- 17.7–24.4 in
- 8.9–20 oz
- Grèbe à bec bigarré (French)
- Zambullidor piquigrueso, Macá picopinto (Spanish)
- The Pied-billed Grebe is rarely seen in flight. It prefers to escape predators by diving, and it migrates at night. However, it can fly, and stray individuals have reached Hawaii and Europe.
- Although it swims like a duck, the Pied-billed Grebe does not have webbed feet. Instead of having a webbing connecting all the toes, each toe has lobes extending out on the sides that provide extra surface area for paddling.
- The downy chicks can leave the nest soon after hatching, but they do not swim well at first and do not spend much time in the water in the first week. They sleep on the back of a parent, held close beneath its wings. By the age of four weeks, the young grebes are spending day and night on the water. For the first ten days their response to danger is to climb onto a parent's back. After that, when danger threatens, they dive under water.
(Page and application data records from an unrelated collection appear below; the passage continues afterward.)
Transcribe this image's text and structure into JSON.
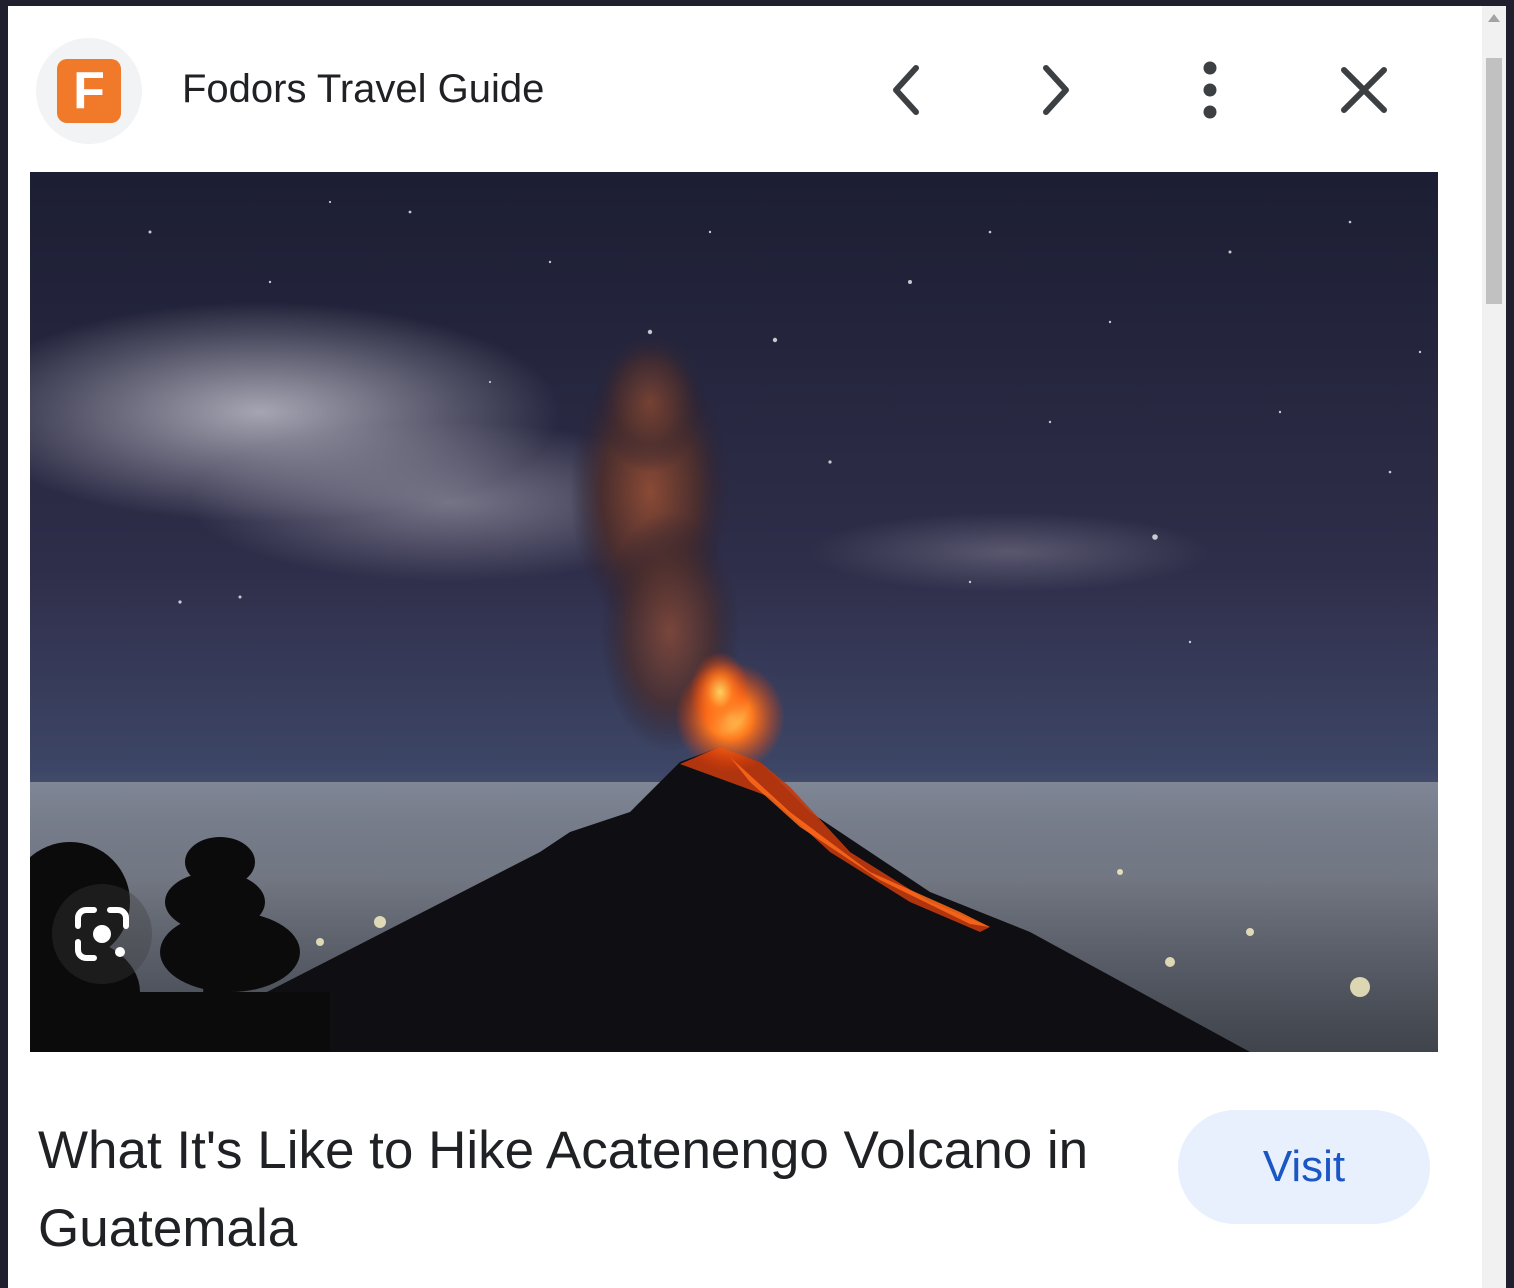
{
  "header": {
    "favicon_letter": "F",
    "site_name": "Fodors Travel Guide",
    "brand_color": "#f07a2a",
    "icons": [
      "chevron-left-icon",
      "chevron-right-icon",
      "more-vert-icon",
      "close-icon"
    ]
  },
  "image": {
    "subject": "erupting-volcano-night-photo",
    "lens_icon": "google-lens-icon"
  },
  "footer": {
    "title": "What It's Like to Hike Acatenengo Volcano in Guatemala",
    "visit_label": "Visit"
  },
  "colors": {
    "visit_bg": "#e8f0fe",
    "visit_text": "#1a56c4",
    "text": "#202124"
  }
}
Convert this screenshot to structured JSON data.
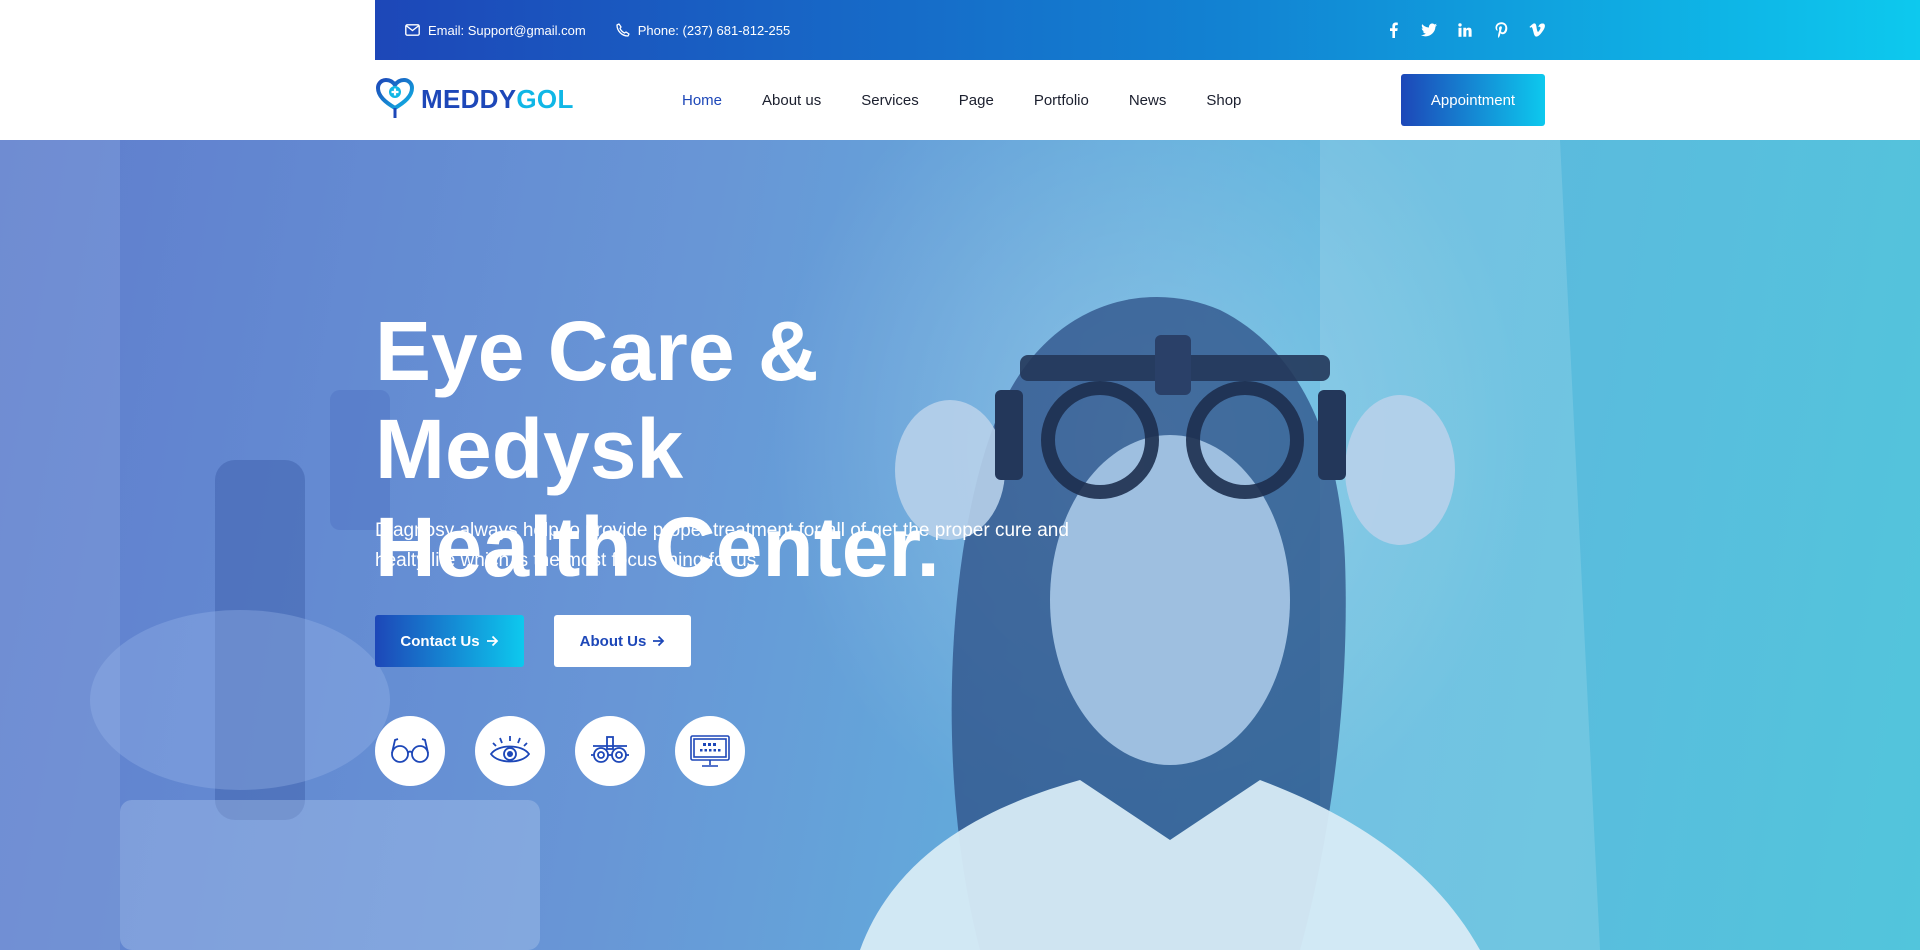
{
  "topbar": {
    "email": "Email: Support@gmail.com",
    "phone": "Phone: (237) 681-812-255",
    "socials": [
      "facebook-icon",
      "twitter-icon",
      "linkedin-icon",
      "pinterest-icon",
      "vimeo-icon"
    ]
  },
  "brand": {
    "part1": "MEDDY",
    "part2": "GOL",
    "primary_color": "#1d47b8",
    "accent_color": "#10b7e6"
  },
  "nav": {
    "items": [
      {
        "label": "Home"
      },
      {
        "label": "About us"
      },
      {
        "label": "Services"
      },
      {
        "label": "Page"
      },
      {
        "label": "Portfolio"
      },
      {
        "label": "News"
      },
      {
        "label": "Shop"
      }
    ],
    "appointment": "Appointment"
  },
  "hero": {
    "title_line1": "Eye Care & Medysk",
    "title_line2": "Health Center.",
    "description": "Diagnosy always help to provide proper treatment for all of get the proper cure and healty life which is the most focus thing for us",
    "contact_button": "Contact Us",
    "about_button": "About Us",
    "features": [
      "glasses-icon",
      "eye-icon",
      "trial-frame-icon",
      "eye-chart-monitor-icon"
    ]
  }
}
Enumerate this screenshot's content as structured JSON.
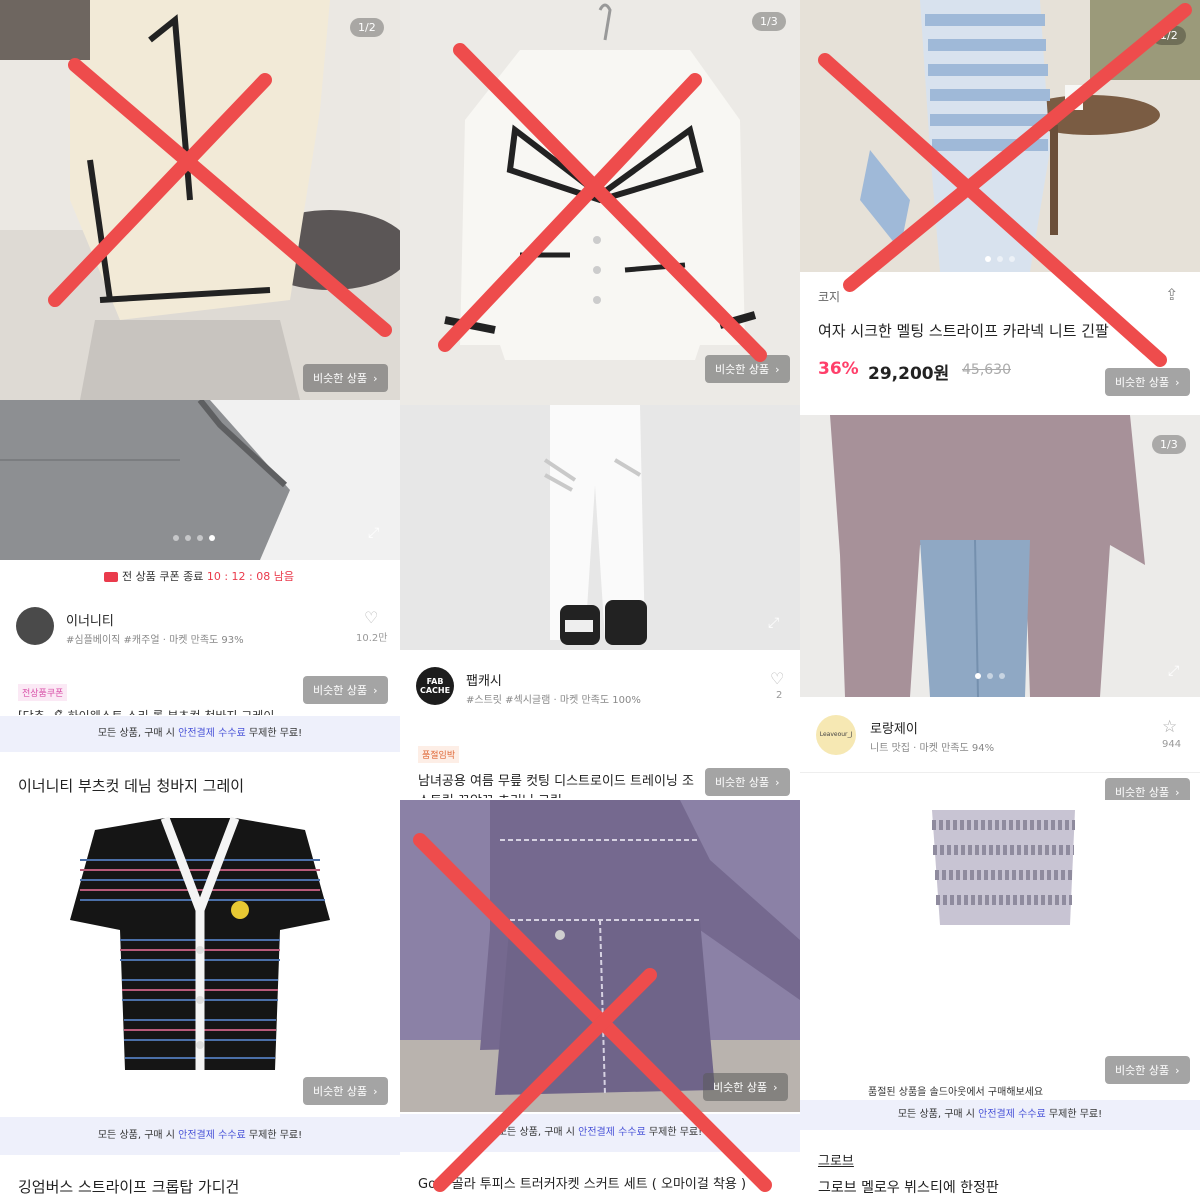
{
  "common": {
    "similar_label": "비슷한 상품",
    "banner_prefix": "모든 상품, 구매 시 ",
    "banner_highlight": "안전결제 수수료",
    "banner_suffix": " 무제한 무료!"
  },
  "tiles": {
    "t1": {
      "counter": "1/2"
    },
    "t2": {
      "counter": "1/3"
    },
    "t3": {
      "counter": "1/2",
      "seller": "코지",
      "title": "여자 시크한 멜팅 스트라이프 카라넥 니트 긴팔",
      "discount": "36%",
      "price": "29,200원",
      "original_price": "45,630"
    },
    "t4": {
      "coupon_prefix": "전 상품 쿠폰 종료 ",
      "coupon_timer": "10 : 12 : 08 남음",
      "shop_name": "이너니티",
      "shop_meta": "#심플베이직 #캐주얼 · 마켓 만족도 93%",
      "likes": "10.2만",
      "badge": "전상품쿠폰",
      "partial_line": "[단추 🖋 하이웨스트 스리 롤 부츠컷 청바지 그레이",
      "title": "이너니티 부츠컷 데님 청바지 그레이"
    },
    "t5": {
      "logo": "FAB CACHE",
      "shop_name": "팹캐시",
      "shop_meta": "#스트릿 #섹시글램 · 마켓 만족도 100%",
      "likes": "2",
      "badge": "품절임박",
      "title_line1": "남녀공용 여름 무릎 컷팅 디스트로이드 트레이닝 조",
      "title_line2": "스트링 꼬앞꼬 츠리닝 크림"
    },
    "t6": {
      "counter": "1/3",
      "logo": "Leaveour_J",
      "shop_name": "로랑제이",
      "shop_meta": "니트 맛집 · 마켓 만족도 94%",
      "likes": "944"
    },
    "t7": {
      "title": "깅엄버스 스트라이프 크롭탑 가디건"
    },
    "t8": {
      "title": "Gola 골라 투피스 트러커자켓 스커트 세트 ( 오마이걸 착용 )"
    },
    "t9": {
      "notice": "품절된 상품을 솔드아웃에서 구매해보세요",
      "shop_name": "그로브",
      "title": "그로브 멜로우 뷔스티에 한정판"
    }
  },
  "colors": {
    "cross": "#ee4c4c",
    "discount": "#ff3f6a",
    "banner_bg": "#eef0fb",
    "banner_highlight": "#4a54d8"
  }
}
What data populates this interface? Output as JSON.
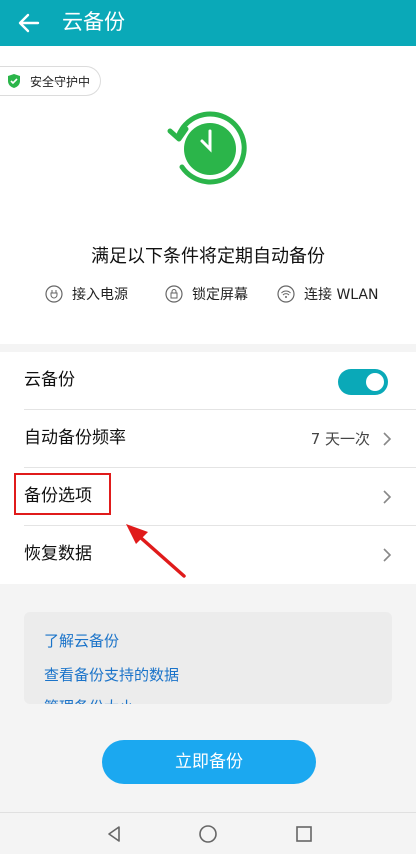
{
  "header": {
    "title": "云备份",
    "back_icon": "back-arrow-icon"
  },
  "security_badge": {
    "label": "安全守护中",
    "icon": "shield-check-icon",
    "color": "#2bb54a"
  },
  "hero": {
    "icon": "clock-sync-icon",
    "condition_title": "满足以下条件将定期自动备份",
    "conditions": [
      {
        "label": "接入电源",
        "icon": "power-plug-icon"
      },
      {
        "label": "锁定屏幕",
        "icon": "lock-icon"
      },
      {
        "label": "连接 WLAN",
        "icon": "wifi-icon"
      }
    ]
  },
  "settings": {
    "cloud_backup": {
      "label": "云备份",
      "enabled": true
    },
    "frequency": {
      "label": "自动备份频率",
      "value": "7 天一次"
    },
    "options": {
      "label": "备份选项"
    },
    "restore": {
      "label": "恢复数据"
    }
  },
  "links": [
    "了解云备份",
    "查看备份支持的数据",
    "管理备份大小"
  ],
  "backup_button": {
    "label": "立即备份"
  },
  "navbar": {
    "back": "nav-back-icon",
    "home": "nav-home-icon",
    "recents": "nav-recents-icon"
  },
  "colors": {
    "accent": "#0aa9b8",
    "button": "#1ba8f0",
    "link": "#1a73c9",
    "annotation": "#e01b1b"
  }
}
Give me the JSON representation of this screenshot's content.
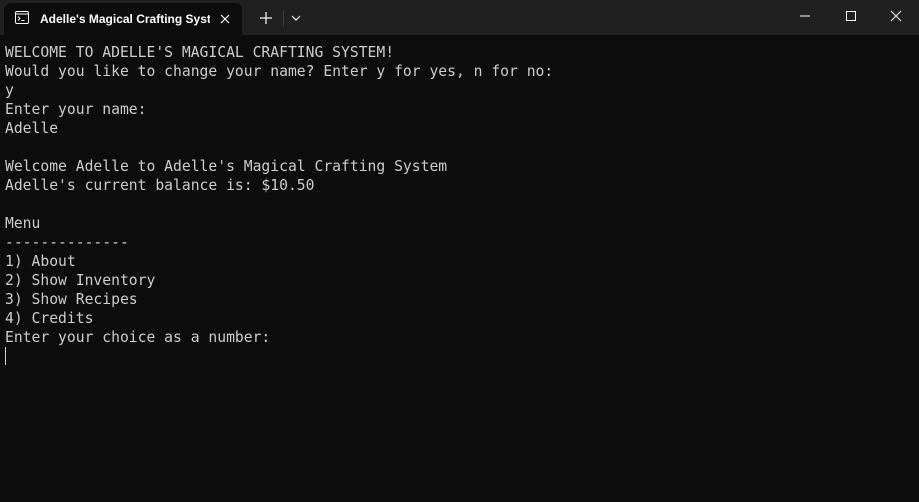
{
  "window": {
    "tab_title": "Adelle's Magical Crafting Syst"
  },
  "console": {
    "lines": [
      "WELCOME TO ADELLE'S MAGICAL CRAFTING SYSTEM!",
      "Would you like to change your name? Enter y for yes, n for no:",
      "y",
      "Enter your name:",
      "Adelle",
      "",
      "Welcome Adelle to Adelle's Magical Crafting System",
      "Adelle's current balance is: $10.50",
      "",
      "Menu",
      "--------------",
      "1) About",
      "2) Show Inventory",
      "3) Show Recipes",
      "4) Credits",
      "Enter your choice as a number:"
    ]
  },
  "colors": {
    "background": "#0c0c0c",
    "titlebar": "#202020",
    "text": "#cccccc"
  },
  "icons": {
    "tab": "terminal-icon",
    "close_tab": "close-icon",
    "new_tab": "plus-icon",
    "dropdown": "chevron-down-icon",
    "minimize": "minimize-icon",
    "maximize": "maximize-icon",
    "close_window": "close-icon"
  }
}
Breeds on seasonal or permanent ponds with dense stands of emergent vegetation, bays and sloughs. Uses most types of wetlands in winter.
Fish, crustaceans (especially crayfish), and aquatic insects.
- Clutch Size
- 3–10 eggs
- Egg Description
- Bluish white.
- Condition at Hatching
- Downy and active; can leave nest within one day, but usually stay on nest platform.
An open bowl in a platform of floating vegetation.
Dives underwater for food, in open water and among aquatic vegetation.
Common. Breeding populations declining in some areas, especially at edge of range.
- Muller, M. J., and R. W. Storer. 1999. Pied-billed Grebe (Podilymbus podiceps). In The Birds of North America, No. 410 (A. Poole and F. Gill, eds.). The Birds of North America, Inc., Philadelphia, PA.